## EXERCISE OBJECTIVE
Track down each line below containing the string "this" and copy it.

** PROVIDED RECORDS follows **

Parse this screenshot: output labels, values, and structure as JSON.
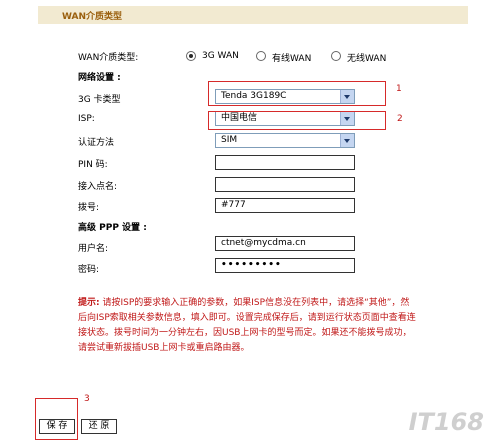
{
  "header": {
    "title": "WAN介质类型"
  },
  "wan_type": {
    "label": "WAN介质类型:",
    "options": [
      {
        "label": "3G WAN",
        "selected": true
      },
      {
        "label": "有线WAN",
        "selected": false
      },
      {
        "label": "无线WAN",
        "selected": false
      }
    ]
  },
  "network_settings": {
    "heading": "网络设置 :",
    "card_type_label": "3G 卡类型",
    "card_type_value": "Tenda 3G189C",
    "isp_label": "ISP:",
    "isp_value": "中国电信",
    "auth_label": "认证方法",
    "auth_value": "SIM",
    "pin_label": "PIN 码:",
    "pin_value": "",
    "apn_label": "接入点名:",
    "apn_value": "",
    "dial_label": "拨号:",
    "dial_value": "#777"
  },
  "ppp_settings": {
    "heading": "高级 PPP 设置 :",
    "username_label": "用户名:",
    "username_value": "ctnet@mycdma.cn",
    "password_label": "密码:",
    "password_value": "•••••••••"
  },
  "annotations": {
    "n1": "1",
    "n2": "2",
    "n3": "3"
  },
  "note": {
    "heading": "提示:",
    "body": "请按ISP的要求输入正确的参数，如果ISP信息没在列表中，请选择“其他”，然后向ISP索取相关参数信息，填入即可。设置完成保存后，请到运行状态页面中查看连接状态。拨号时间为一分钟左右，因USB上网卡的型号而定。如果还不能拨号成功，请尝试重新拔插USB上网卡或重启路由器。"
  },
  "buttons": {
    "save": "保 存",
    "reset": "还 原"
  },
  "watermark": "IT168"
}
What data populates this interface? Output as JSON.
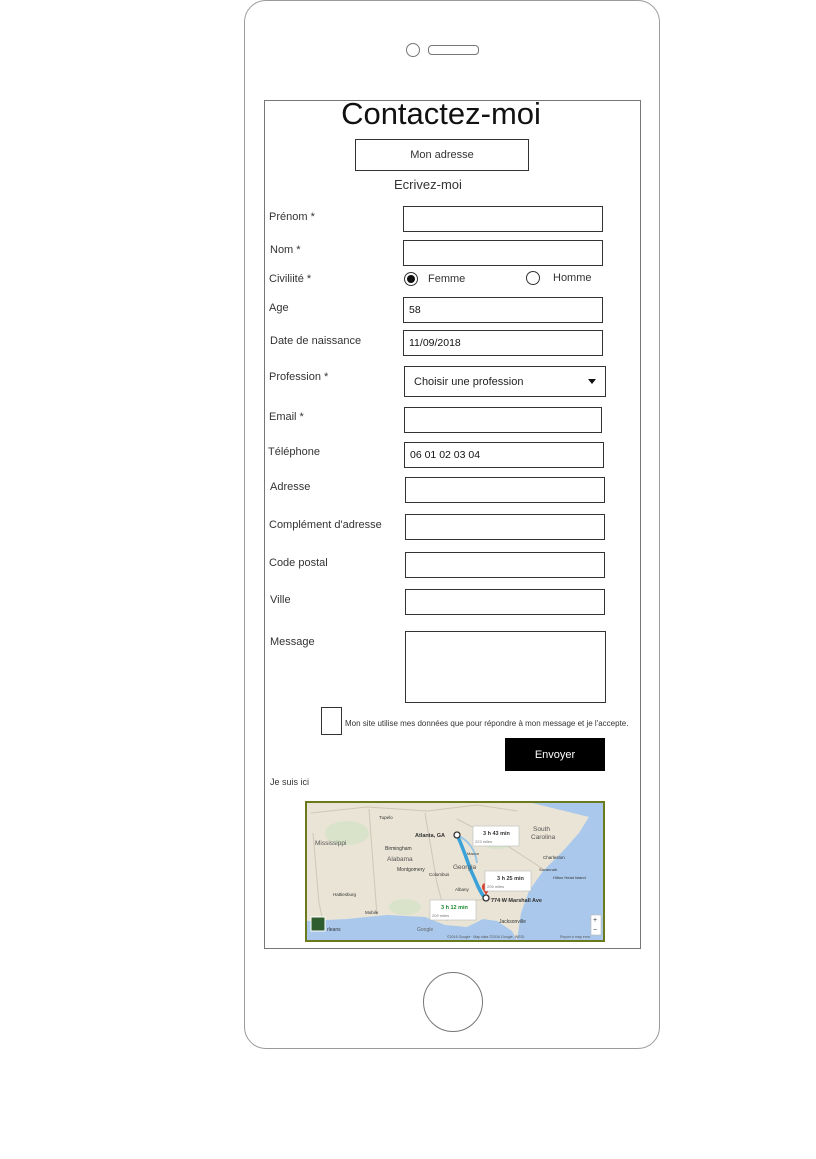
{
  "page": {
    "title": "Contactez-moi"
  },
  "buttons": {
    "address": "Mon adresse",
    "send": "Envoyer"
  },
  "subtitle": "Ecrivez-moi",
  "form": {
    "firstname_label": "Prénom *",
    "lastname_label": "Nom *",
    "civility_label": "Civiliité *",
    "civility_options": [
      "Femme",
      "Homme"
    ],
    "civility_selected": "Femme",
    "age_label": "Age",
    "age_value": "58",
    "birthdate_label": "Date de naissance",
    "birthdate_value": "11/09/2018",
    "profession_label": "Profession *",
    "profession_value": "Choisir une profession",
    "email_label": "Email *",
    "phone_label": "Téléphone",
    "phone_value": "06 01 02 03 04",
    "address_label": "Adresse",
    "address2_label": "Complément d'adresse",
    "zip_label": "Code postal",
    "city_label": "Ville",
    "message_label": "Message",
    "consent_text": "Mon site utilise mes données que pour répondre à mon message et je l'accepte."
  },
  "map": {
    "label": "Je suis ici",
    "places": {
      "atlanta": "Atlanta, GA",
      "destination": "774 W Marshall Ave",
      "mississippi": "Mississippi",
      "alabama": "Alabama",
      "birmingham": "Birmingham",
      "montgomery": "Montgomery",
      "georgia": "Georgia",
      "south_carolina_1": "South",
      "south_carolina_2": "Carolina",
      "charleston": "Charleston",
      "jacksonville": "Jacksonville",
      "tupelo": "Tupelo",
      "columbus": "Columbus",
      "albany": "Albany",
      "mobile": "Mobile",
      "hattiesburg": "Hattiesburg",
      "orleans": "rleans",
      "macon": "Macon",
      "savannah": "Savannah",
      "hilton_head": "Hilton Head Island"
    },
    "routes": [
      {
        "time": "3 h 43 min",
        "dist": "223 miles"
      },
      {
        "time": "3 h 25 min",
        "dist": "205 miles"
      },
      {
        "time": "3 h 12 min",
        "dist": "209 miles"
      }
    ],
    "footer": "©2016 Google · Map data ©2016 Google, INEGI",
    "report": "Report a map error",
    "brand": "Google",
    "zoom_in": "+",
    "zoom_out": "−",
    "colors": {
      "land": "#e9e4d6",
      "water": "#a9c8ec",
      "route": "#3aa1d9",
      "marker": "#d9402f"
    }
  }
}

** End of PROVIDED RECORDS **

## WRITTEN REPLY
Parse this screenshot: output labels, values, and structure as JSON.
What data populates this interface? Output as JSON.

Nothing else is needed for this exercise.